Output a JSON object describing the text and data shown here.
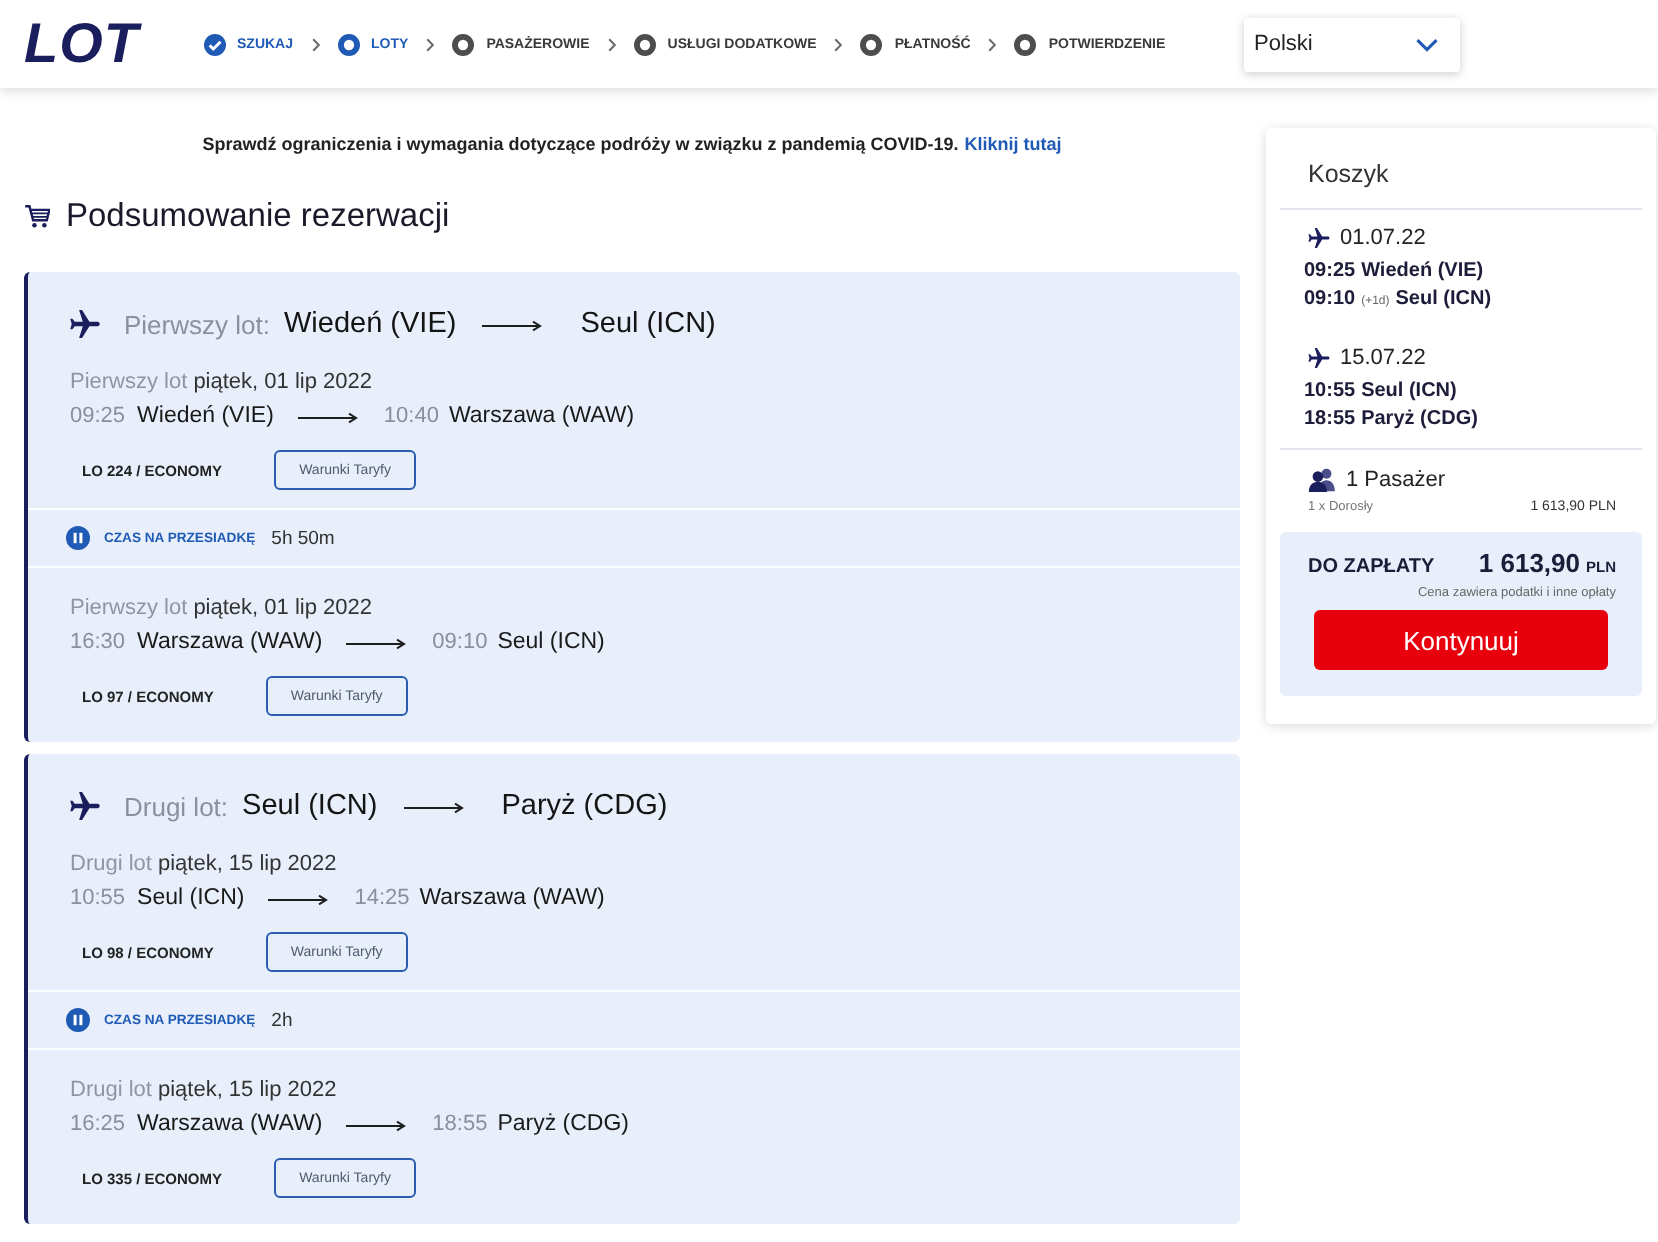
{
  "header": {
    "logo": "LOT",
    "steps": [
      {
        "label": "SZUKAJ",
        "completed": true,
        "selected": false
      },
      {
        "label": "LOTY",
        "completed": false,
        "selected": true
      },
      {
        "label": "PASAŻEROWIE",
        "completed": false,
        "selected": false
      },
      {
        "label": "USŁUGI DODATKOWE",
        "completed": false,
        "selected": false
      },
      {
        "label": "PŁATNOŚĆ",
        "completed": false,
        "selected": false
      },
      {
        "label": "POTWIERDZENIE",
        "completed": false,
        "selected": false
      }
    ],
    "language_select": {
      "value": "Polski"
    }
  },
  "notice": {
    "text": "Sprawdź ograniczenia i wymagania dotyczące podróży w związku z pandemią COVID-19.",
    "link": "Kliknij tutaj"
  },
  "summary": {
    "title": "Podsumowanie rezerwacji",
    "flights": [
      {
        "label": "Pierwszy lot:",
        "origin": "Wiedeń (VIE)",
        "destination": "Seul (ICN)",
        "parts": [
          {
            "kind": "segment",
            "label": "Pierwszy lot",
            "date": "piątek, 01 lip 2022",
            "departure_time": "09:25",
            "departure": "Wiedeń (VIE)",
            "arrival_time": "10:40",
            "arrival": "Warszawa (WAW)",
            "flight": "LO 224 / ECONOMY",
            "button": "Warunki Taryfy"
          },
          {
            "kind": "layover",
            "label": "CZAS NA PRZESIADKĘ",
            "duration": "5h 50m"
          },
          {
            "kind": "segment",
            "label": "Pierwszy lot",
            "date": "piątek, 01 lip 2022",
            "departure_time": "16:30",
            "departure": "Warszawa (WAW)",
            "arrival_time": "09:10",
            "arrival": "Seul (ICN)",
            "flight": "LO 97 / ECONOMY",
            "button": "Warunki Taryfy"
          }
        ]
      },
      {
        "label": "Drugi lot:",
        "origin": "Seul (ICN)",
        "destination": "Paryż (CDG)",
        "parts": [
          {
            "kind": "segment",
            "label": "Drugi lot",
            "date": "piątek, 15 lip 2022",
            "departure_time": "10:55",
            "departure": "Seul (ICN)",
            "arrival_time": "14:25",
            "arrival": "Warszawa (WAW)",
            "flight": "LO 98 / ECONOMY",
            "button": "Warunki Taryfy"
          },
          {
            "kind": "layover",
            "label": "CZAS NA PRZESIADKĘ",
            "duration": "2h"
          },
          {
            "kind": "segment",
            "label": "Drugi lot",
            "date": "piątek, 15 lip 2022",
            "departure_time": "16:25",
            "departure": "Warszawa (WAW)",
            "arrival_time": "18:55",
            "arrival": "Paryż (CDG)",
            "flight": "LO 335 / ECONOMY",
            "button": "Warunki Taryfy"
          }
        ]
      }
    ]
  },
  "cart": {
    "title": "Koszyk",
    "flights": [
      {
        "date": "01.07.22",
        "stops": [
          {
            "time": "09:25",
            "place": "Wiedeń (VIE)"
          },
          {
            "time": "09:10",
            "day_offset": "(+1d)",
            "place": "Seul (ICN)"
          }
        ]
      },
      {
        "date": "15.07.22",
        "stops": [
          {
            "time": "10:55",
            "place": "Seul (ICN)"
          },
          {
            "time": "18:55",
            "place": "Paryż (CDG)"
          }
        ]
      }
    ],
    "passengers": {
      "label": "1 Pasażer",
      "type": "1 x Dorosły",
      "price": "1 613,90 PLN"
    },
    "total": {
      "label": "DO ZAPŁATY",
      "amount": "1 613,90",
      "currency": "PLN",
      "note": "Cena zawiera podatki i inne opłaty",
      "button": "Kontynuuj"
    }
  }
}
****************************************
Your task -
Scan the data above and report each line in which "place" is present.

Output for this exercise -
            "place": "Wiedeń (VIE)"
            "place": "Seul (ICN)"
            "place": "Seul (ICN)"
            "place": "Paryż (CDG)"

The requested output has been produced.